MONA’s owner David Walsh recently rejected a deal which could have let the proposed of the art museum, to move ahead to protect Tasmanian monopoly of Federal Group on poker machines.
A high roller casino is being planned by Hobart’s Museum of Old and New Art (MONA), since it has a huge expansion plan worth $200M. Nevertheless, Federal Group may run casinos as well as pokie venues by the year 2023 in Tasmania. The reason being they have exclusive rights to do so.
David Walsh said to the Treasurer of the state that he wished to take out his casino license application unless the already running Federal monopoly legislation considered the same.
Meanwhile, the government and the Federal Group are into discussions over extension of the poker machine related agreement’s life.
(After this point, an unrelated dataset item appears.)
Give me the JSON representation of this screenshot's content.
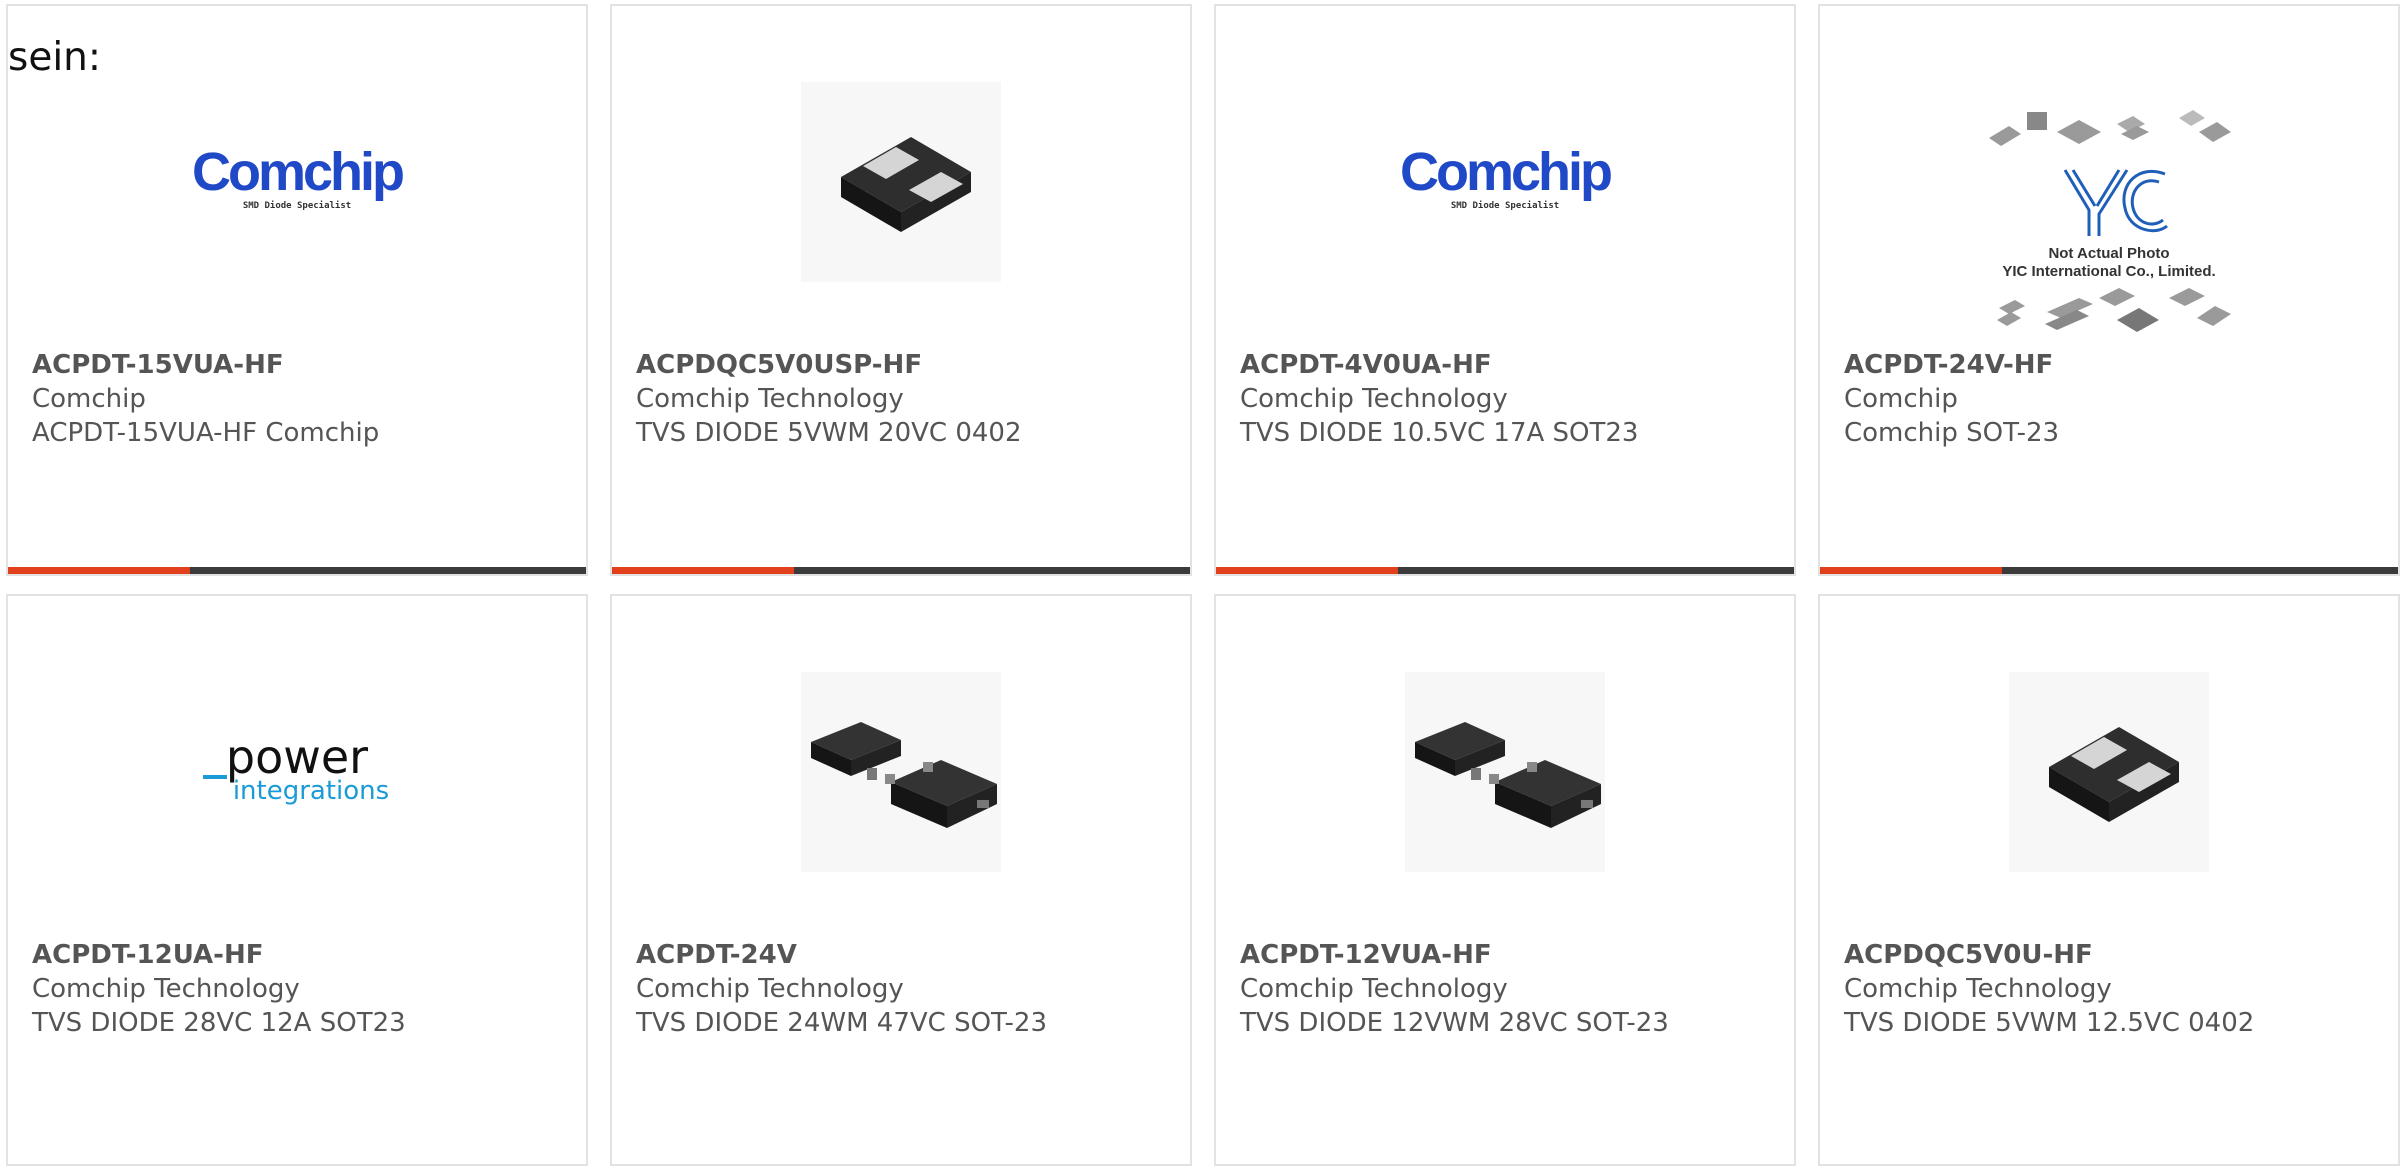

The aim is to compensate the same for possibly untimely flouting its monopoly on casinos.
Mr. Walsh said that he was probably outdone by Federal Group and he just was not able to agree to the terms. According to him, he never expected the group to use Monaco – the proposed casino, to insist on extending its monopoly. And for the only reason that he could not extend the same, he probably played his part like a beginner.
Walsh added that he certainly wanted to run Monaco. Nonetheless, if the launch of the casino enshrined the poker machine monopoly of Federal Group, he would rather prefer not opening the same before 2023. He requested Federal Group’s head Greg Farrell as a favor to him as well as the community not to extend the monopoly when he opens the casino. Since, he believed that the casino launch would in no way impinge on Wrest Point casino.
His opposition to poker machine monopoly extension was apparent in his blog where he mentioned it as a moral outrage. He said that a few commentators drew attention to the fact that he could be involved in an unlawful activity in extending the monopoly, which was unpleasant when it came to something related to poker machines. Thus, the blog justified his position in regard to these things.
He affirmed that it was time that he left sooner as possible.
Walsh wrote to Greg Farrell that in no case would he drop his idea to develop the casino. No matter if he gets a license or not. In fact, he doubted the license’s legitimacy by saying that he deemed that with a notable community support, it was likely that a political group went to election holding a Monaco license. Thereby, it could engage the legal risk that might arise due to breach of Federal's monopoly.
Walsh further avowed that the revenue generated would be meant for MONA and other associated projects. Also, if it comes out to be money-making, the revenue would definitely stimulate acquisitions, social programs, and expansion.
Reports said that the proposed expansion of MONA by Walsh was meant for high roller venue only. The same would not entertain Tasmanian gamblers, and won’t have any poker machines while it would remain confined to 12 tables.
The casino proposal includes a hotel with 160 rooms, a 1000-seat theatre, and a function centre, all of which would be supported by the revenue of Monaco. However, if Monaco did not happen, each of the amenities would be smaller.
According to Mr. Walsh, the plan was simple. They would take a risk to acquire some money and spend the same on MONA. Yes, locals might not be permitted to enter the casino, but they would be allowed to access other amenities built on Monaco’s back. Independent MP Andrew Wilkie applauded him for his plan. He has been protesting against poker machines and supported the idea that the Government must withdraw its agreement with Federal whenever legally possible.
According to Mr. Wilkie, the State governments’ decision had brought the community down in this regard.